TPP deal is not a trophy

12 February 2014

TRADE is critical to our current and future prosperity. As the nations of our region continue to grow and transform, creating the worlds largest consumption zone, Australias prospects are strong.
Trade is the key to realising those prospects.
But we must shape this opportunity by making informed choices with an understanding of the implications for Australias businesses, our workers and our community.
Trade Minister Andrew Robb has been complaining about what he describes as the deliberate peddling of misinformation on the Trans-Pacific Partnership (The Australian, Feb 10). He should recall Tony Abbotts pre-election commitment to restore accountability and improve transparency measures.
The wholesale ditching of this commitment isnt just undemocratic - it has real and negative economic consequences.
The misinformation the Trade Minister rails against is gaining momentum because of this governments refusal to be upfront with Australians about its negotiating parameters.
Questions about the potential impact on the Pharmaceutical Benefits Scheme, implications for our copyright regime and the consequences of allowing foreign companies to sue governments for health and environmental reforms are not being answered.
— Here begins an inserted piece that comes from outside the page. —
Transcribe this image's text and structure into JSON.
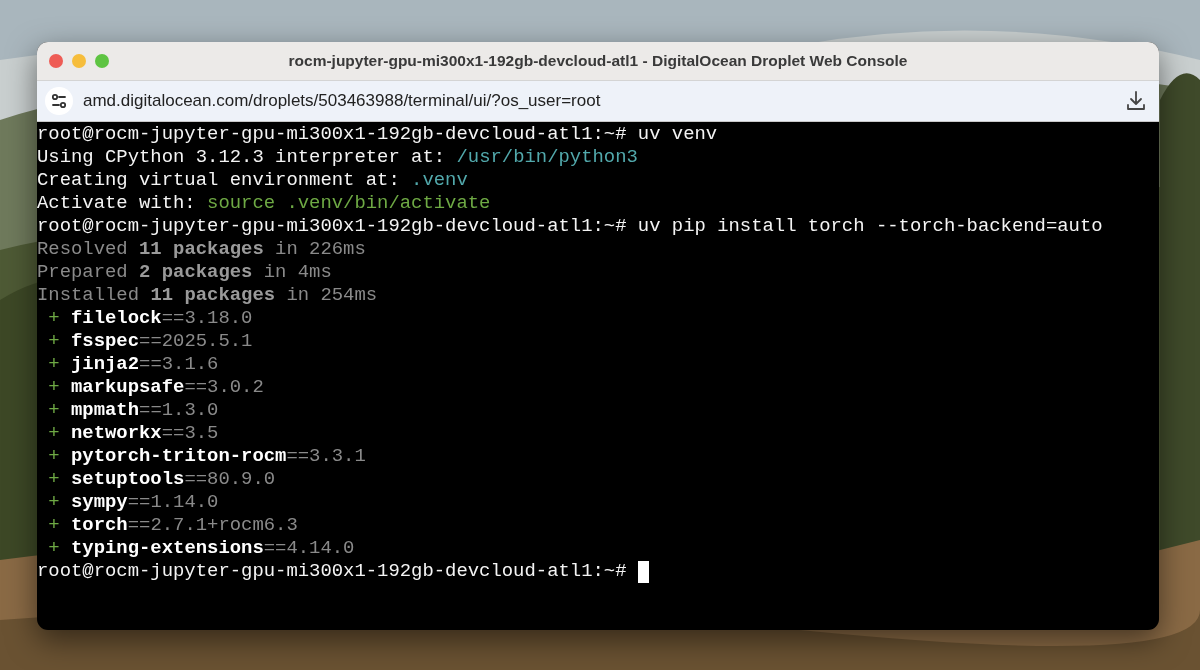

Instead, anyone daring to question is attacked and labelled.
In one of his first acts as minister, Robb banished the former governments trade principles, including transparency, from his departments website.
The government is prepared to negotiate a TPP with an investor-state dispute provision that gives foreign corporations the right to take action against governments when they make public interest decisions that may adversely affect the commercial stake of the company.
Australian taxpayers are already footing the bill for such a challenge launched by Philip Morris Asia against our world-leading plain packaging laws.
The government says any investor-state dispute clause will include so-called safeguards, but without enabling any public discussion or scrutiny.
Labor initiated the TPP talks because it has the potential to deliver greater market access for our exporters, create jobs here and act as a staging post on the path to a more open global trading system.
But its not possible to make judgments about the value of the agreement when objectives are hidden, negotiations are conducted in secret and signed agreements are proposed to be presented as a fait accompli.
Judgments about the costs and benefits of trade deals should not be made by unelected officials or ministers in complete isolation from the parliament and the broader community.
There is a real risk the government is negotiating trade deals that dont serve our national interest or reflect Australias long-term multilateral trade ambitions.
The government is treating trade agreements as political trophies, struck in secret and accompanied by demands they be accepted without question.